Similarly, an early sequence in which Eminem comes out and the suggestion of unresolved sexual tension between Skylark and Rapoport also give way to nothing more than tiresome ‘gay jokes’ and the kind of anally fixated humour that sadly appears to be taking hold hold of contemporary American comedy.

The filmmakers also try to employ a delicate kind of self-aware racial comedy where we are supposed to be laughing at these racist idiots and not with them, but this too makes for some regrettable jokes whenever the target isn’t hit dead centre. It’s often up to the infectious charisma and obvious chemistry between the two leads to get us past these less well-developed scenes.

Rogen and Franco are tapping into a rich cinematic history of comedic double acts and they equip themselves well for the most part. Franco is particularly funny as an over-confident clown; it’s actually quite a feat to play a character that is incredibly stupid without really overdoing it and Franco does an excellent job.

But the real star of The Interview is Randall Park as Kim Jong-un. The character has been written in such a way that Park needs to convince the audience that KIm is all at once a fearful dictator, a frightened child, an obnoxious bro and a master manipulator  which means we’re never quite sure when he’s being serious or sincere.

One scene in which Kim loses his temper and essentially threatens the start of World War III is a chilling reminder that there is a real Kim Jong-un, in a position of terrifying power, and asks the audience to consider how similar the real life figure might be to the eccentric character we’ve been enjoying on screen.

The Interview is not the stupid, exploitative mess that the backlash had implied, and I’m glad that Rogen, Goldberg and Franco have taken a satirical swing at Kim. I just wish their aim had been a little sharper, and that their punch had packed a bit more weight.

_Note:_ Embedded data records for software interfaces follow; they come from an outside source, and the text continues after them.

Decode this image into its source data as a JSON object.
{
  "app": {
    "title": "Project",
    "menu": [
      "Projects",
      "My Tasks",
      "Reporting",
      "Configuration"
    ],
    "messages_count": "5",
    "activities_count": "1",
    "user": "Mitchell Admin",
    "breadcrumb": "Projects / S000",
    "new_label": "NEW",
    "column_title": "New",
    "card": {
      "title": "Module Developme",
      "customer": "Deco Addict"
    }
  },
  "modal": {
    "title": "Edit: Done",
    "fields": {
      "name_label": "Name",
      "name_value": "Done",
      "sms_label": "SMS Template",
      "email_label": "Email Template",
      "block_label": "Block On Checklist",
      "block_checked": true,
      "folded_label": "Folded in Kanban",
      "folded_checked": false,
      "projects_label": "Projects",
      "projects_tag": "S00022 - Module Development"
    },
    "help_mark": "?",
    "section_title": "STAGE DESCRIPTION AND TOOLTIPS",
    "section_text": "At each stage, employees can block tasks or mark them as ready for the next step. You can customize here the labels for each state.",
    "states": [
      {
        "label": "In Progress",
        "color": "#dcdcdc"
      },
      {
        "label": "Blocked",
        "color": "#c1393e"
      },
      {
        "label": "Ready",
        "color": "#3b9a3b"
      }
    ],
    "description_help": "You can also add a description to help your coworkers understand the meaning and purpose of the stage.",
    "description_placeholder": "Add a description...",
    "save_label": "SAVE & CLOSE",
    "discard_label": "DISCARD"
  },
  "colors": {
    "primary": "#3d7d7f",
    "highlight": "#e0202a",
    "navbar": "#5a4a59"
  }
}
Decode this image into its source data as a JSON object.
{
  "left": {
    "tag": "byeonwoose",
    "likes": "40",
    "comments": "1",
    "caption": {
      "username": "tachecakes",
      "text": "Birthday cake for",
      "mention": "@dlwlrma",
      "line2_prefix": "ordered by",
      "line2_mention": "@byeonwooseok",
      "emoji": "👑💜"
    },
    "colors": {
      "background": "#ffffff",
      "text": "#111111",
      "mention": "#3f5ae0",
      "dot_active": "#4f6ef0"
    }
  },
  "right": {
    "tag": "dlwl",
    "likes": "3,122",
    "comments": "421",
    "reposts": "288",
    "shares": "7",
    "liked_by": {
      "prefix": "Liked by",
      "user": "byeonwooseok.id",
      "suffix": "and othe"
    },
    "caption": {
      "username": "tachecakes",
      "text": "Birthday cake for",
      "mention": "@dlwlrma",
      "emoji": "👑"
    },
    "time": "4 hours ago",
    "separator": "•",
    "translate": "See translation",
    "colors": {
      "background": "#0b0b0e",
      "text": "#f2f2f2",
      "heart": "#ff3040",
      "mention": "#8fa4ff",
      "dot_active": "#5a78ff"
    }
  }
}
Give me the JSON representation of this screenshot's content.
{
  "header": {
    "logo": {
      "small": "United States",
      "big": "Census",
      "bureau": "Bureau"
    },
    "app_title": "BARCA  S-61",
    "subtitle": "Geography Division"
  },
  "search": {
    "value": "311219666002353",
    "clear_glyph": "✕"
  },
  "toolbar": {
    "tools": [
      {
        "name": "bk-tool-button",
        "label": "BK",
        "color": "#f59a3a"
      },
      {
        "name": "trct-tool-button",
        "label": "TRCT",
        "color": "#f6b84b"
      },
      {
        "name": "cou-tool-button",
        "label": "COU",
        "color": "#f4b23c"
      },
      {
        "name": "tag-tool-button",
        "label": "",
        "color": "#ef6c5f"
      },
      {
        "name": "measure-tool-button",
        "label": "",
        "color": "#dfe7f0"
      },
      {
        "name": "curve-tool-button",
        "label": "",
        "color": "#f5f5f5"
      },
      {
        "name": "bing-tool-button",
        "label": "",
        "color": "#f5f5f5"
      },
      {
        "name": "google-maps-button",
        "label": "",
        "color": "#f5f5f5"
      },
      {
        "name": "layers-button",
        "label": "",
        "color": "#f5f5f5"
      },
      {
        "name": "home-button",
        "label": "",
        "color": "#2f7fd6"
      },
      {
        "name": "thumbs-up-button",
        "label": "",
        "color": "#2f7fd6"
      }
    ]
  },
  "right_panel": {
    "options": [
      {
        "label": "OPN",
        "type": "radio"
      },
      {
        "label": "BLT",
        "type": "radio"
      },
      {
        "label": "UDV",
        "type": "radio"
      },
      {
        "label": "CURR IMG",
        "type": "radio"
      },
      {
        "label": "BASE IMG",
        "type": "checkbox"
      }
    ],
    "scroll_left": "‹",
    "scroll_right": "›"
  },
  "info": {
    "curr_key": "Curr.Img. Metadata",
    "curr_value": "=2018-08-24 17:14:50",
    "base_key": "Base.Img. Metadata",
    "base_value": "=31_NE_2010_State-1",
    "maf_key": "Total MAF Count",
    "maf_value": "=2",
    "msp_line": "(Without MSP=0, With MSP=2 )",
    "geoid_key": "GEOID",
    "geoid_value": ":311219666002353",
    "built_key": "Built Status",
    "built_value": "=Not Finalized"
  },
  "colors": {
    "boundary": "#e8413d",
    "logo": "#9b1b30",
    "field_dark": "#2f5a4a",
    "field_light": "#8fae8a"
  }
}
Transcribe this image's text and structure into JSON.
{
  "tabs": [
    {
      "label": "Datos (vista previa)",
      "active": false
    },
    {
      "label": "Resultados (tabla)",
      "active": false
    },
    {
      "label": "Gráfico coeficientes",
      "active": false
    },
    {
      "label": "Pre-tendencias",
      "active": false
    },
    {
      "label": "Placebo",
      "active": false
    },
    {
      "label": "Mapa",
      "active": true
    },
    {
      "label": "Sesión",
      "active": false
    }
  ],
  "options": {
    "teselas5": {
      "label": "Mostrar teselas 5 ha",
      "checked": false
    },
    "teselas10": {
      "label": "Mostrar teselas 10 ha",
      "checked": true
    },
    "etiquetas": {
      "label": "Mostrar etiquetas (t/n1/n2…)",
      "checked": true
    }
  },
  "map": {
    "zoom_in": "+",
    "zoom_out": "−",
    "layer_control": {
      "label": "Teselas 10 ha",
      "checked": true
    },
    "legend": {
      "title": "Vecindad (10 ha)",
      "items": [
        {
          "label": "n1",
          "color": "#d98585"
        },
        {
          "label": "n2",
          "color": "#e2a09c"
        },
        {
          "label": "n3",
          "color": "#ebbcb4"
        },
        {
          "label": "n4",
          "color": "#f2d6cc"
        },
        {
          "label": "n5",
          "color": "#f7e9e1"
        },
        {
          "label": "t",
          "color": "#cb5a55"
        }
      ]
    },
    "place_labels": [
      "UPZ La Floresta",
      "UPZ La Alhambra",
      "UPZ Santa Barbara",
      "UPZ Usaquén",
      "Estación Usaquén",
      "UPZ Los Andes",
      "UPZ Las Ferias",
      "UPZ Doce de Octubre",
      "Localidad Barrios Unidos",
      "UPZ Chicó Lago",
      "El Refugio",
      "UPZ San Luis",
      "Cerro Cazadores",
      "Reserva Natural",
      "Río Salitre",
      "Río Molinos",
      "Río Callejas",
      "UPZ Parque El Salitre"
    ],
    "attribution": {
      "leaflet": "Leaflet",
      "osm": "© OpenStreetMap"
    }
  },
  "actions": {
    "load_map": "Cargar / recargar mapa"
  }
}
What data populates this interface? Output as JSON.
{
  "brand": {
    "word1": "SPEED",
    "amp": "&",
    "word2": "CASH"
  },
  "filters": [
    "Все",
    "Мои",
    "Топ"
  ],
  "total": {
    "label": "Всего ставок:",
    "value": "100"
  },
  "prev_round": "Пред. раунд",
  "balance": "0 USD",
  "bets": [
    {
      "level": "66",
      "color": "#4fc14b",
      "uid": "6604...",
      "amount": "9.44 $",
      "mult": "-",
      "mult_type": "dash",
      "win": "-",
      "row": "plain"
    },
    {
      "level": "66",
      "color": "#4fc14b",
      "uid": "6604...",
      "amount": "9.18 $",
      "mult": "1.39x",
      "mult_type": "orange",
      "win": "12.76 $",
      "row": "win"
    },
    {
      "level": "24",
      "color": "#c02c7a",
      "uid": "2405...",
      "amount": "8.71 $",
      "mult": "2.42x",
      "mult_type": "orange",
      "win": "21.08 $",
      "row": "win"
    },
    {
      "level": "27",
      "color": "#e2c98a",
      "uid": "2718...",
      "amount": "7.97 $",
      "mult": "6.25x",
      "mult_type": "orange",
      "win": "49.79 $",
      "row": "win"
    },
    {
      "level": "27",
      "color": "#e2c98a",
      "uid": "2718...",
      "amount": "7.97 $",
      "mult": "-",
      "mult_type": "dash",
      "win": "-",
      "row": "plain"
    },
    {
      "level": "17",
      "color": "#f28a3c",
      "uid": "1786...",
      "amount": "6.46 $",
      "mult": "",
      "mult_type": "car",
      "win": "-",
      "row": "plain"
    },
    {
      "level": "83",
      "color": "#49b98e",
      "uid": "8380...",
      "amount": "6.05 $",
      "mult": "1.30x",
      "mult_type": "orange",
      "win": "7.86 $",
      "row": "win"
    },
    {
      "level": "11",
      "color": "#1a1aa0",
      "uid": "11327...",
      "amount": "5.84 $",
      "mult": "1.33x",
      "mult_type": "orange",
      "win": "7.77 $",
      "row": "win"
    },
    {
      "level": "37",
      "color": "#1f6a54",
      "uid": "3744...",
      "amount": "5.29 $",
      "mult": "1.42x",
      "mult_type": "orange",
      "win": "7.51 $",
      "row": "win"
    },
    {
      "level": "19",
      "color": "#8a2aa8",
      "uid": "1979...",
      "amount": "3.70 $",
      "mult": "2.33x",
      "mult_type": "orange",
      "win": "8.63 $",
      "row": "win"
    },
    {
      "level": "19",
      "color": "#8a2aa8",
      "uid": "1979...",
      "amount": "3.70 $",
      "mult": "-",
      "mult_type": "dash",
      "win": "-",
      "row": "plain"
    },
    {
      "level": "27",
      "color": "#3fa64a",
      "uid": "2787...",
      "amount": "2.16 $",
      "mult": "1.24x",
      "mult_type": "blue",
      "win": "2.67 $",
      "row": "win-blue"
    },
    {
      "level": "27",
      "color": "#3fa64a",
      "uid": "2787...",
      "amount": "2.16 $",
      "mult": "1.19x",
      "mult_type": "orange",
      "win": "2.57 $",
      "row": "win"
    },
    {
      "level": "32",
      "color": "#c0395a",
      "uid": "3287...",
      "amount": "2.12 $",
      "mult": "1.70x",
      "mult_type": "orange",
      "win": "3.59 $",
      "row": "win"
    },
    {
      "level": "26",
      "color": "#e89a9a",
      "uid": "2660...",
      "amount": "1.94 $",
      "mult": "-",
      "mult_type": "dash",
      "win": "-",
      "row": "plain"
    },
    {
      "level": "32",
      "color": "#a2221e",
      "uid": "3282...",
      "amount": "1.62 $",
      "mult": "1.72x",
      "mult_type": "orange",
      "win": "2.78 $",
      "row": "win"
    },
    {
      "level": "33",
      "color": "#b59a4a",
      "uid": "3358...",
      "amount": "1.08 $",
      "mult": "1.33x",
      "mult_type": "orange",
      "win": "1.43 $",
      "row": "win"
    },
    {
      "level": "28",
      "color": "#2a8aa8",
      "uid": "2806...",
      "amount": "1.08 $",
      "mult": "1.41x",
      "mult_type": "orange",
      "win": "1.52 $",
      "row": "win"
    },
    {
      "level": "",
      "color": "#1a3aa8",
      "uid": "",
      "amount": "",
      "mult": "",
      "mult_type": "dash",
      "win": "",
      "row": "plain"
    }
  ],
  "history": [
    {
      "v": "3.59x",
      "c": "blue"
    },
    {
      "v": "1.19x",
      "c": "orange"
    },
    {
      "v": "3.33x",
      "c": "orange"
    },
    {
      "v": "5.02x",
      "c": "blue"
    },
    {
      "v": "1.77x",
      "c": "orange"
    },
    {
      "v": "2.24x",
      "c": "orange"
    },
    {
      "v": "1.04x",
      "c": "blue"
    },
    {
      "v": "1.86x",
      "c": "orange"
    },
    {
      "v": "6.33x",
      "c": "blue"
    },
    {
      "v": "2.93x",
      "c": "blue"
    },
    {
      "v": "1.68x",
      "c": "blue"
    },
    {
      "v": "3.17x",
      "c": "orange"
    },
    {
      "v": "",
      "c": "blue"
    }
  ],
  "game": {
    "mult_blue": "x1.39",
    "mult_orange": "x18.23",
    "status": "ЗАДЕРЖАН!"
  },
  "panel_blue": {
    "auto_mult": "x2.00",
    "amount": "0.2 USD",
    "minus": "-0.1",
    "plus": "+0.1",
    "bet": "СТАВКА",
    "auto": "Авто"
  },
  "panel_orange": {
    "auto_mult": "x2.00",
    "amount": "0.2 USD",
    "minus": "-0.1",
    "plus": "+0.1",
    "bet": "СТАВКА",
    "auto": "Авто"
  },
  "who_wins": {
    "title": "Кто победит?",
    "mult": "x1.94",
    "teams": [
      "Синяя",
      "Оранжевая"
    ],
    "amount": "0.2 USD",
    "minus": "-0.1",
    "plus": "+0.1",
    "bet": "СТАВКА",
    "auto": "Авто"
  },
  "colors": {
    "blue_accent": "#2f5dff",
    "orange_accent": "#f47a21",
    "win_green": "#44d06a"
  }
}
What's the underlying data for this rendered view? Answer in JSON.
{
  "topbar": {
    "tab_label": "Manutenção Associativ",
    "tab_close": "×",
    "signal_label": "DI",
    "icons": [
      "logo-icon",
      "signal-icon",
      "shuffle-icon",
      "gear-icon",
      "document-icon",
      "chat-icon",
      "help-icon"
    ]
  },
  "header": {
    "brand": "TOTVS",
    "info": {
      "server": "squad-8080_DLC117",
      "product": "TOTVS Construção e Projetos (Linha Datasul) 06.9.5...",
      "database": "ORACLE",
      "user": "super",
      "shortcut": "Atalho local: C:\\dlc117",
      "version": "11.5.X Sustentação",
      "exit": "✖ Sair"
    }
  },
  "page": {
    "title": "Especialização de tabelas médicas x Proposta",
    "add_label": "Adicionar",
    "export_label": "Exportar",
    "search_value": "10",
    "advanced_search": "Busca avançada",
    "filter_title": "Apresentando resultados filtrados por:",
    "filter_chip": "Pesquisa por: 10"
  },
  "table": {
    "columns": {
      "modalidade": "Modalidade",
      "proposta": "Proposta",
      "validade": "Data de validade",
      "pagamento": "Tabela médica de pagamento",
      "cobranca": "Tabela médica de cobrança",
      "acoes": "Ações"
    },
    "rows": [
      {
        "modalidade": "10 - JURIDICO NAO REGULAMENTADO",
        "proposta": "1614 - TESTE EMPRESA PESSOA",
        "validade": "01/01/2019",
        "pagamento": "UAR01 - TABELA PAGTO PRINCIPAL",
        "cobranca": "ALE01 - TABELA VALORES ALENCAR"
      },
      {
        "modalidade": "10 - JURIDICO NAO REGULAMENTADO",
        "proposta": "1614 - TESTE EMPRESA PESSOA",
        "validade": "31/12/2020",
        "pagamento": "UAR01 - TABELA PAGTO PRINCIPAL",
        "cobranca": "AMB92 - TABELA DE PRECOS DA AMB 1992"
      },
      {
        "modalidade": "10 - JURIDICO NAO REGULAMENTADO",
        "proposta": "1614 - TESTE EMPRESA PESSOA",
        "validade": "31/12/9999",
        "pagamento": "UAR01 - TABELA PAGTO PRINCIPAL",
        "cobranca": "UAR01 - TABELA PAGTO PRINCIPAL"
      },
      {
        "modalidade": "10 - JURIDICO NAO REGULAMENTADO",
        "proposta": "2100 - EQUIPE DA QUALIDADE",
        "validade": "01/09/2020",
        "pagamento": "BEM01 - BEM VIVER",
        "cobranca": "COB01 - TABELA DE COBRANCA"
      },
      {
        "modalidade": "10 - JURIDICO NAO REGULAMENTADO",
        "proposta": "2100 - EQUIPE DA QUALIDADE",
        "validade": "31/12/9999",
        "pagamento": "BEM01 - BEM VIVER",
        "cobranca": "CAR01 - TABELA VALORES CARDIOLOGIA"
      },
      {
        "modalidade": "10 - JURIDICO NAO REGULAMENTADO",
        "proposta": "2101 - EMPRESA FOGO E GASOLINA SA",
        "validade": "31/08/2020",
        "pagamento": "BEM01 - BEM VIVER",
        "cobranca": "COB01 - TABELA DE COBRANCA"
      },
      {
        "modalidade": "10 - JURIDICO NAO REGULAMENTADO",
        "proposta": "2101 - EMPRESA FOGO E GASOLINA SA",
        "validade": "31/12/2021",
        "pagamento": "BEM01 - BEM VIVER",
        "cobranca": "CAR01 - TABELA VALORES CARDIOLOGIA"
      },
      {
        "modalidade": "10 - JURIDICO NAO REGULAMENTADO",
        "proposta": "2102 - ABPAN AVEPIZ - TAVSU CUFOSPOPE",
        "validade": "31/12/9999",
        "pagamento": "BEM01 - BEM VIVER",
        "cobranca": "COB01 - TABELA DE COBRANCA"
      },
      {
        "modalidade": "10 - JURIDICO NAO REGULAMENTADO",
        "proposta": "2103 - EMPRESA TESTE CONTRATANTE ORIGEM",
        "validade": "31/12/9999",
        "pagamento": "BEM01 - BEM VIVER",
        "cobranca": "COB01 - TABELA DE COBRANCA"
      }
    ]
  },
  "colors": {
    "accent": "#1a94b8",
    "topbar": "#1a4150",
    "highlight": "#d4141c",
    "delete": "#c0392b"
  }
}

The Interview is in UK cinemas now, and has been released on DVD and Blu-ray in the US today.